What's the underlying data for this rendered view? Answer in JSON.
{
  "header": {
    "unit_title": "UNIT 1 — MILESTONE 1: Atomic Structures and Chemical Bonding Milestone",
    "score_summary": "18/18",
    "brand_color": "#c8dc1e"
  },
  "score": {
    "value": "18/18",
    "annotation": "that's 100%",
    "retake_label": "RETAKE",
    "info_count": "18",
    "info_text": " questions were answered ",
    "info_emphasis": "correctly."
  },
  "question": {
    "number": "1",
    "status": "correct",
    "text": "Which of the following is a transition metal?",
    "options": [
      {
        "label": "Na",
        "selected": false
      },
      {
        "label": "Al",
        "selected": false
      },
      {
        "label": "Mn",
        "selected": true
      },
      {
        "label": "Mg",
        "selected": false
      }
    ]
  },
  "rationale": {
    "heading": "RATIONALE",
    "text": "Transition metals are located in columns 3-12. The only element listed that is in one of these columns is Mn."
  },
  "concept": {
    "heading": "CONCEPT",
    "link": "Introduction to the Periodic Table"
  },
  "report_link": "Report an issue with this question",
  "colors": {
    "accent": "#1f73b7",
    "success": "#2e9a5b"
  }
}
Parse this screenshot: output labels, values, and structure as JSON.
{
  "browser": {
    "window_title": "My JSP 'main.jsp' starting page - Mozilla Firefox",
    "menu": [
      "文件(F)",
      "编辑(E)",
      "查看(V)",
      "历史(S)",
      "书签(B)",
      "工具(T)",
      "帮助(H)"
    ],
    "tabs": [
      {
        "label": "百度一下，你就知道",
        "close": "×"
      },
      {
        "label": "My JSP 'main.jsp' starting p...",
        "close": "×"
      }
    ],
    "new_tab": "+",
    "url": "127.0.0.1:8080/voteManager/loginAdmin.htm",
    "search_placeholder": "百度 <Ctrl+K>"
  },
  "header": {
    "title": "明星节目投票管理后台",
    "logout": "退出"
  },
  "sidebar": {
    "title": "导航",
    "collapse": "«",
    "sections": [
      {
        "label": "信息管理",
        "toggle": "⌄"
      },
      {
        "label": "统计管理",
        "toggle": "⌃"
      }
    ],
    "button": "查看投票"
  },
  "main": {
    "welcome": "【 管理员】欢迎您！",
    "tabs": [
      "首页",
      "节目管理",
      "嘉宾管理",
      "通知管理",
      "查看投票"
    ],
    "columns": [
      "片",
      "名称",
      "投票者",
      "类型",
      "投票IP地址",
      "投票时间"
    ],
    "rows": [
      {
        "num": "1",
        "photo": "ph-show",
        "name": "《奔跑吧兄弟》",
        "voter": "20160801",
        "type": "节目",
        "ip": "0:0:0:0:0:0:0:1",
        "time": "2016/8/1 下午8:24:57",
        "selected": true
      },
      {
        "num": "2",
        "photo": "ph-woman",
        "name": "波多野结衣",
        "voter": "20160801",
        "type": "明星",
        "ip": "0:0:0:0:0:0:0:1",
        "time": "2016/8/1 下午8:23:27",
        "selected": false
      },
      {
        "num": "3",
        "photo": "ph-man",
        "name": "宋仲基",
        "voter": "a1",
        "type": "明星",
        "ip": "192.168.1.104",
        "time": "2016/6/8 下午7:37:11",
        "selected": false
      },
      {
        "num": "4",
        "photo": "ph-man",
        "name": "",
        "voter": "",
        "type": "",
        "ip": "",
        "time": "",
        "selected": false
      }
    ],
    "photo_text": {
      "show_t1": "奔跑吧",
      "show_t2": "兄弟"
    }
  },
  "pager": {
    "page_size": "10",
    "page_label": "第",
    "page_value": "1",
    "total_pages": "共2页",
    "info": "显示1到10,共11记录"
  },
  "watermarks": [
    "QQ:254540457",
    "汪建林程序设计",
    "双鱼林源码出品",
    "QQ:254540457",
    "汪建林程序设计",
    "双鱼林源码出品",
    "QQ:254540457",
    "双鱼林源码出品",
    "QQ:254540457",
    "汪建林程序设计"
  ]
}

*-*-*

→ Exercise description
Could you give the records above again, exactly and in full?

→ Result below
What's the underlying data for this rendered view? Answer in JSON.
{
  "header": {
    "unit_title": "UNIT 1 — MILESTONE 1: Atomic Structures and Chemical Bonding Milestone",
    "score_summary": "18/18",
    "brand_color": "#c8dc1e"
  },
  "score": {
    "value": "18/18",
    "annotation": "that's 100%",
    "retake_label": "RETAKE",
    "info_count": "18",
    "info_text": " questions were answered ",
    "info_emphasis": "correctly."
  },
  "question": {
    "number": "1",
    "status": "correct",
    "text": "Which of the following is a transition metal?",
    "options": [
      {
        "label": "Na",
        "selected": false
      },
      {
        "label": "Al",
        "selected": false
      },
      {
        "label": "Mn",
        "selected": true
      },
      {
        "label": "Mg",
        "selected": false
      }
    ]
  },
  "rationale": {
    "heading": "RATIONALE",
    "text": "Transition metals are located in columns 3-12. The only element listed that is in one of these columns is Mn."
  },
  "concept": {
    "heading": "CONCEPT",
    "link": "Introduction to the Periodic Table"
  },
  "report_link": "Report an issue with this question",
  "colors": {
    "accent": "#1f73b7",
    "success": "#2e9a5b"
  }
}
Parse this screenshot: output labels, values, and structure as JSON.
{
  "browser": {
    "window_title": "My JSP 'main.jsp' starting page - Mozilla Firefox",
    "menu": [
      "文件(F)",
      "编辑(E)",
      "查看(V)",
      "历史(S)",
      "书签(B)",
      "工具(T)",
      "帮助(H)"
    ],
    "tabs": [
      {
        "label": "百度一下，你就知道",
        "close": "×"
      },
      {
        "label": "My JSP 'main.jsp' starting p...",
        "close": "×"
      }
    ],
    "new_tab": "+",
    "url": "127.0.0.1:8080/voteManager/loginAdmin.htm",
    "search_placeholder": "百度 <Ctrl+K>"
  },
  "header": {
    "title": "明星节目投票管理后台",
    "logout": "退出"
  },
  "sidebar": {
    "title": "导航",
    "collapse": "«",
    "sections": [
      {
        "label": "信息管理",
        "toggle": "⌄"
      },
      {
        "label": "统计管理",
        "toggle": "⌃"
      }
    ],
    "button": "查看投票"
  },
  "main": {
    "welcome": "【 管理员】欢迎您！",
    "tabs": [
      "首页",
      "节目管理",
      "嘉宾管理",
      "通知管理",
      "查看投票"
    ],
    "columns": [
      "片",
      "名称",
      "投票者",
      "类型",
      "投票IP地址",
      "投票时间"
    ],
    "rows": [
      {
        "num": "1",
        "photo": "ph-show",
        "name": "《奔跑吧兄弟》",
        "voter": "20160801",
        "type": "节目",
        "ip": "0:0:0:0:0:0:0:1",
        "time": "2016/8/1 下午8:24:57",
        "selected": true
      },
      {
        "num": "2",
        "photo": "ph-woman",
        "name": "波多野结衣",
        "voter": "20160801",
        "type": "明星",
        "ip": "0:0:0:0:0:0:0:1",
        "time": "2016/8/1 下午8:23:27",
        "selected": false
      },
      {
        "num": "3",
        "photo": "ph-man",
        "name": "宋仲基",
        "voter": "a1",
        "type": "明星",
        "ip": "192.168.1.104",
        "time": "2016/6/8 下午7:37:11",
        "selected": false
      },
      {
        "num": "4",
        "photo": "ph-man",
        "name": "",
        "voter": "",
        "type": "",
        "ip": "",
        "time": "",
        "selected": false
      }
    ],
    "photo_text": {
      "show_t1": "奔跑吧",
      "show_t2": "兄弟"
    }
  },
  "pager": {
    "page_size": "10",
    "page_label": "第",
    "page_value": "1",
    "total_pages": "共2页",
    "info": "显示1到10,共11记录"
  },
  "watermarks": [
    "QQ:254540457",
    "汪建林程序设计",
    "双鱼林源码出品",
    "QQ:254540457",
    "汪建林程序设计",
    "双鱼林源码出品",
    "QQ:254540457",
    "双鱼林源码出品",
    "QQ:254540457",
    "汪建林程序设计"
  ]
}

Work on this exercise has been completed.